- **TASK REQUIREMENTS**
Pull each line containing "琼州海峡" out of the data and copy it.
☆ ☆ ☆ ☆ ☆ ☆ ☆
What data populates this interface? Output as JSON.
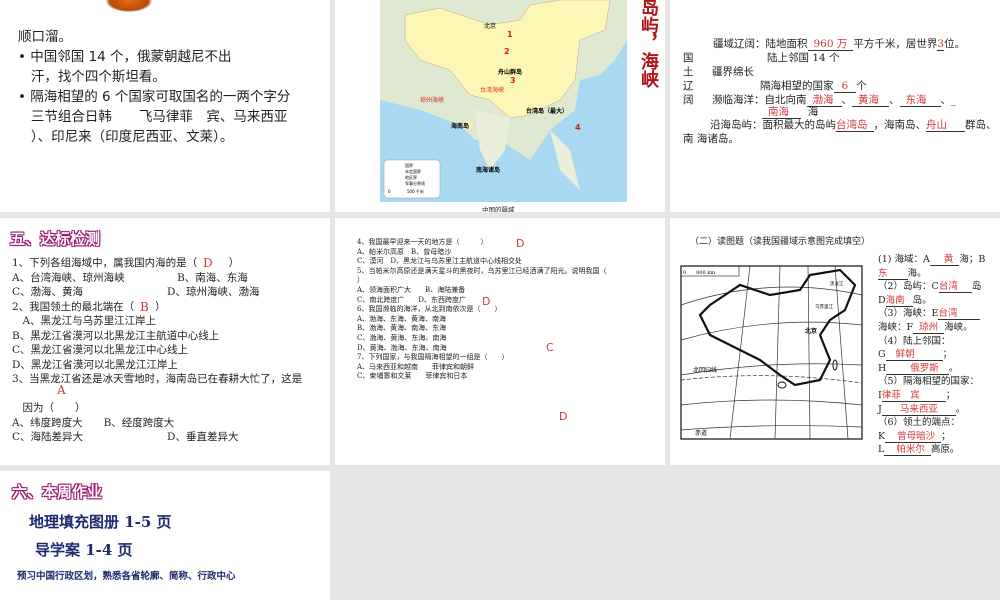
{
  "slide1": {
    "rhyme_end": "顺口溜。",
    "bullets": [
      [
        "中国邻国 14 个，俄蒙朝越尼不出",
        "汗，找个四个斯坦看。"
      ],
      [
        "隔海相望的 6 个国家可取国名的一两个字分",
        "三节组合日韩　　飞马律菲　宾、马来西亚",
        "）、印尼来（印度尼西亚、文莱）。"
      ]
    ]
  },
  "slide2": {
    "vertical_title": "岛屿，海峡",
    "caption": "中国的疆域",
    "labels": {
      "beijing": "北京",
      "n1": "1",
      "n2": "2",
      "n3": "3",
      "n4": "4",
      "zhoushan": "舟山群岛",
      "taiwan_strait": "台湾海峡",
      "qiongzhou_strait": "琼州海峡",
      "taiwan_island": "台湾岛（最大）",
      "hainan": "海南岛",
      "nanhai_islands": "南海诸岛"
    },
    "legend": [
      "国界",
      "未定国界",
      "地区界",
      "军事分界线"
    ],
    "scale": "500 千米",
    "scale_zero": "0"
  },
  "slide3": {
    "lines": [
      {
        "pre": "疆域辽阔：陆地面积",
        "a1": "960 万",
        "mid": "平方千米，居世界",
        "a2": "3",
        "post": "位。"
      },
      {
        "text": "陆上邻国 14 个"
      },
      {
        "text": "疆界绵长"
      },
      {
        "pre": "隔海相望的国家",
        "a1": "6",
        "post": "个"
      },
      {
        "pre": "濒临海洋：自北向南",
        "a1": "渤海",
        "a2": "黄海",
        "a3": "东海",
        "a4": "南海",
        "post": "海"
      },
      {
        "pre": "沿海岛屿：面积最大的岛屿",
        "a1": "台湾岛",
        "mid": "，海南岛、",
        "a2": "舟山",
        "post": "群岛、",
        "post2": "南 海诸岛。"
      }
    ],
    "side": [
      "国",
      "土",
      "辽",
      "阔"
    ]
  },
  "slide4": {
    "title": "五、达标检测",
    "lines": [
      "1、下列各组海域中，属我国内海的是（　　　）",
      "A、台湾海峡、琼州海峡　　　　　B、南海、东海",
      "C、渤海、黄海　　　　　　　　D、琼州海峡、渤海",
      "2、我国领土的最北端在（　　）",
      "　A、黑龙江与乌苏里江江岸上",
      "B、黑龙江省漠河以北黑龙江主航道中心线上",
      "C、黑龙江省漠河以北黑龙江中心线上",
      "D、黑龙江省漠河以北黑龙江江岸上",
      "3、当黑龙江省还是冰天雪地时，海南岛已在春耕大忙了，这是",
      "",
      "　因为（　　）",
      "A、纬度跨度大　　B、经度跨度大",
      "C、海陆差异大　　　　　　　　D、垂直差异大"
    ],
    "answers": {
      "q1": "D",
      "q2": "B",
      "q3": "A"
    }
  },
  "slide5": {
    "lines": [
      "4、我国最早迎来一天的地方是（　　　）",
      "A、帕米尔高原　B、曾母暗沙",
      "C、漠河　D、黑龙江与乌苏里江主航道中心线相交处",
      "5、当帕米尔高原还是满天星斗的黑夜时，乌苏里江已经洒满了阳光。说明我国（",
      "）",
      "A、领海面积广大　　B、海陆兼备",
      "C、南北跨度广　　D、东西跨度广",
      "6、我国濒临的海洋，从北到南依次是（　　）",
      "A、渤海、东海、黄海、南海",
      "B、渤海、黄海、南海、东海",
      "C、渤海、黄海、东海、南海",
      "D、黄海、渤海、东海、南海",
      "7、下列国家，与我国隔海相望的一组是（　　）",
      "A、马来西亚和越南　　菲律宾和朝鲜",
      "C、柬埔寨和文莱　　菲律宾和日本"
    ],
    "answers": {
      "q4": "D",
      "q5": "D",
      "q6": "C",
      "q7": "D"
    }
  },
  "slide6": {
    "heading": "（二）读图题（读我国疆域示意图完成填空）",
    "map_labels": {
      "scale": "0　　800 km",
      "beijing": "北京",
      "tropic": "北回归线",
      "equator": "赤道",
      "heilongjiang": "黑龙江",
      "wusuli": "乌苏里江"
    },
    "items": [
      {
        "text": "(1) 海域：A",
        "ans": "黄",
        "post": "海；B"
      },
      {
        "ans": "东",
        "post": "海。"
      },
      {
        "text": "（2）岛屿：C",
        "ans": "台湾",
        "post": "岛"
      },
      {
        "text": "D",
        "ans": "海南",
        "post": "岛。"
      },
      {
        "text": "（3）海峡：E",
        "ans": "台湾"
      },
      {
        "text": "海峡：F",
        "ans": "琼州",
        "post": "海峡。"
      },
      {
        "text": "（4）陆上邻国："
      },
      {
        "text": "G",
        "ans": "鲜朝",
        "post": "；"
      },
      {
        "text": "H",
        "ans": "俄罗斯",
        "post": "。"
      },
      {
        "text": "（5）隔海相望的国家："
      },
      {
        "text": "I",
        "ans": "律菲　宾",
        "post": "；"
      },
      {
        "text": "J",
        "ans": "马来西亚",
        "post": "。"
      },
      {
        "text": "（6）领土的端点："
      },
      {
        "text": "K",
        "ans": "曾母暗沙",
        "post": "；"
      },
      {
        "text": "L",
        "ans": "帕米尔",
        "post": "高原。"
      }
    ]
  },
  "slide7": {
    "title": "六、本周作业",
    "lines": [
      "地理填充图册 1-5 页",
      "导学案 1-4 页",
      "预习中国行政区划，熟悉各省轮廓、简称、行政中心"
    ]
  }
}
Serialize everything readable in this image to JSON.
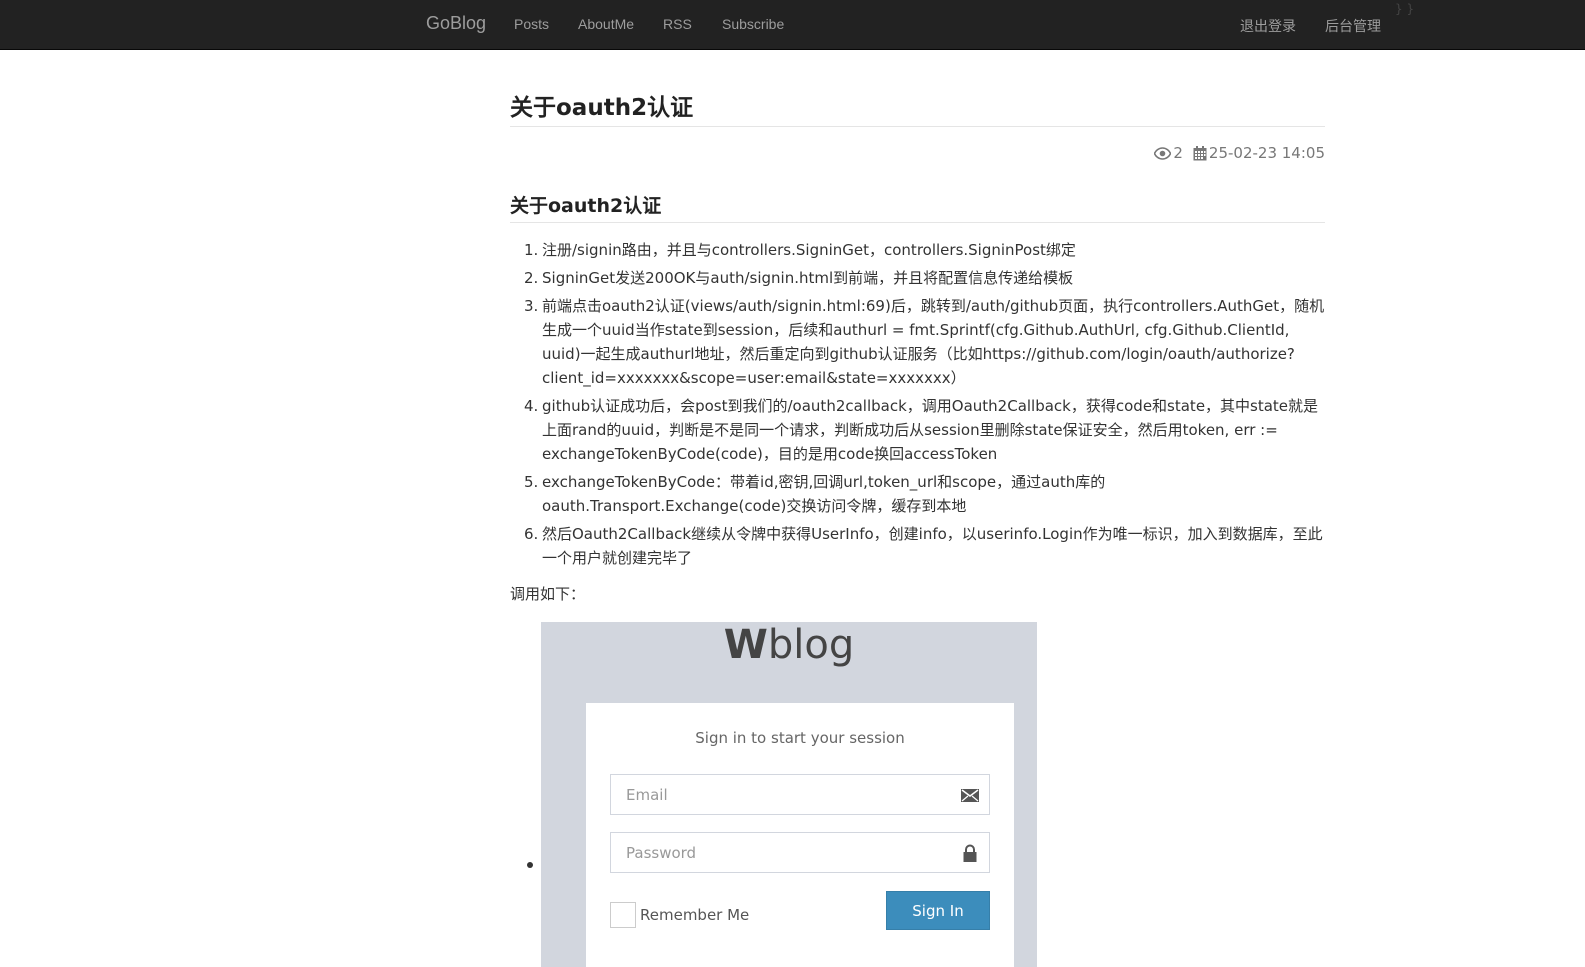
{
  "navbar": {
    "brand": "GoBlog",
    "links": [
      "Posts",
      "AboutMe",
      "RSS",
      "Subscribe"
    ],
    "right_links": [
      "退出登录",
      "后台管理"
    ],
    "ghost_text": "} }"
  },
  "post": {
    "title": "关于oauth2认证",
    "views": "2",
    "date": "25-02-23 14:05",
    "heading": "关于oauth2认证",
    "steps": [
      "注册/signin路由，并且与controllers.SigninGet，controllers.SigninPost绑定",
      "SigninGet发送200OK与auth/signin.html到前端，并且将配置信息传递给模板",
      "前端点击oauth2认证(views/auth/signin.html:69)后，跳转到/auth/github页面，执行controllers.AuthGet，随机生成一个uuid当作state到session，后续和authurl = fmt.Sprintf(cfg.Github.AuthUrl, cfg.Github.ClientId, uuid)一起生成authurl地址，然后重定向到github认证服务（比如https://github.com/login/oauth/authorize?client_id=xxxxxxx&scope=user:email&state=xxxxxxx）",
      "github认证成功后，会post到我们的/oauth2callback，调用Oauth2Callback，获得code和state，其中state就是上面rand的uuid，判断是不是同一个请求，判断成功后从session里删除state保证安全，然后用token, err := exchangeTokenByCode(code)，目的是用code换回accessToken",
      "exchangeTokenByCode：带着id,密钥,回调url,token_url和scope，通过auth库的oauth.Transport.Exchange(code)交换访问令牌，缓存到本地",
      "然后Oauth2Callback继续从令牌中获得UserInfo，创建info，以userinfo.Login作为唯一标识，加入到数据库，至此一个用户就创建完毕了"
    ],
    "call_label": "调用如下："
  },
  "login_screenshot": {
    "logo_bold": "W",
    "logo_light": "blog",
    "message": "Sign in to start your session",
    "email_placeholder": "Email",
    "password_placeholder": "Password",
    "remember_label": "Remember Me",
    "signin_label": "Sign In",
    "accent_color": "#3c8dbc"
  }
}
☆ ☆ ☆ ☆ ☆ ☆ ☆
- **ANSWER TO THIS PROBLEM**
      "qiongzhou_strait": "琼州海峡",
      "A、台湾海峡、琼州海峡　　　　　B、南海、东海",
      "C、渤海、黄海　　　　　　　　D、琼州海峡、渤海",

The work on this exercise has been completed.